Even so, new lab study has just been released Thursday suggesting that the Pfizer-BioNTech jab "stimulated lower levels of neutralizing antibodies" against the SA mutant, and that the variant could reduce the efficacy of the jab by as much as two-thirds.
All of this comes as the UN turns up the pressure on its push for a global vaccination program, via the WHO and its Covax initiative, presumably.
But according to the doctors writing in the NEJM, the Pfizer jab had an efficacy of 92.6% after the first dose, Danuta Skowronski and Gaston De Serres said, based on an analysis of the documents submitted by the drugmaker to the FDA.

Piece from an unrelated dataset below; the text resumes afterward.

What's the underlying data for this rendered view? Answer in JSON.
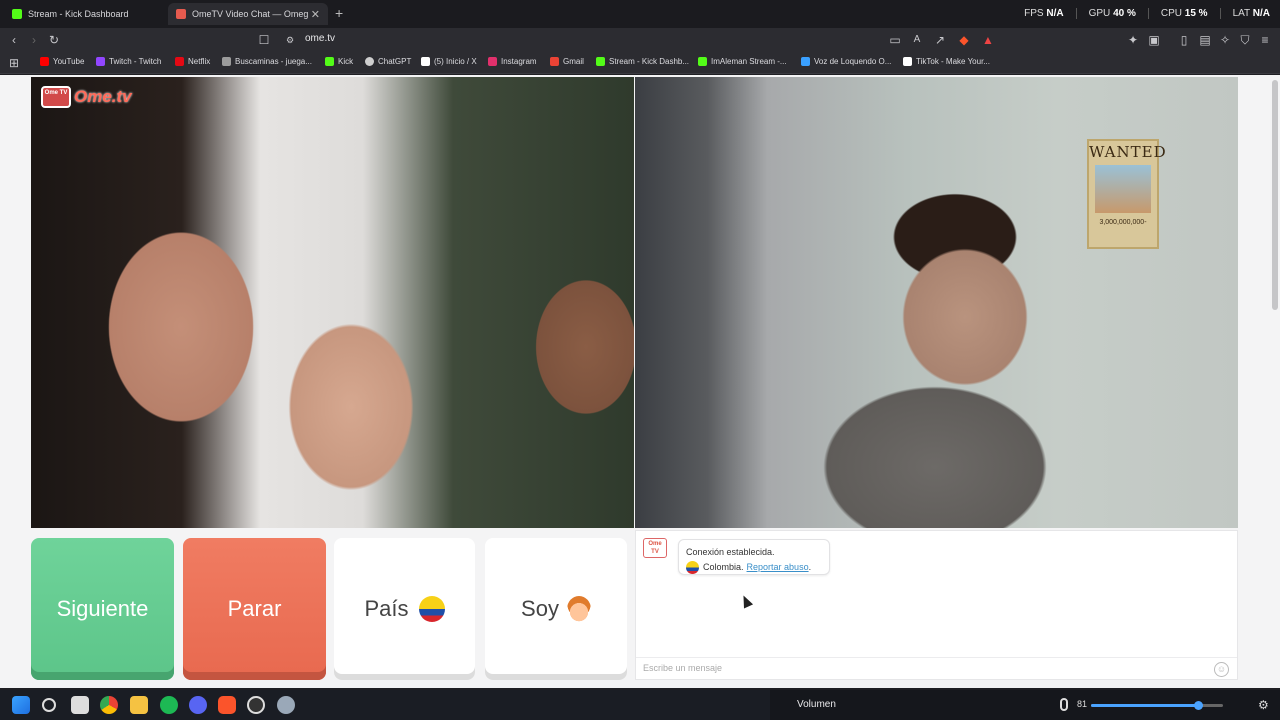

Pfizer responded by saying alternative dosing regimens of the vaccine had not been evaluated yet and that the decision resided with the health authorities. As one might imagine, there are "differences of opinion" as to what should be done, as some experts claim that the efficacy data so far is enough to justify a "flexible" dosing schedule. We guess sometimes "the science" isn't always conclusive. In their letter, the doctors mentioned above the efficacy data would justify second-jab delays to increase supplies. Meanwhile, another group of doctors wrote into th NEJM to share more results showing the Moderna jab is also less effective against the South African variant.
As supplies of the vaccines remain stretched incredibly thin worldwide, the EU earlier this week clinched a deal for hundreds of millions more doses of the Pfzier and Moderna jabs. But even in the US, officials are looking for reasons to allow a delay in the second "booster" jab, as politicians like Joe Biden scramble to meet their promises on vaccination numbers.
Even the US CDC, which warned Britain against experimenting with intervals weeks ago, is now considering offering the exact opposite advice.
Meanwhile, vaccinemakers are already developing next-gen shots that they say will offer more protection against the COVID-19 variants.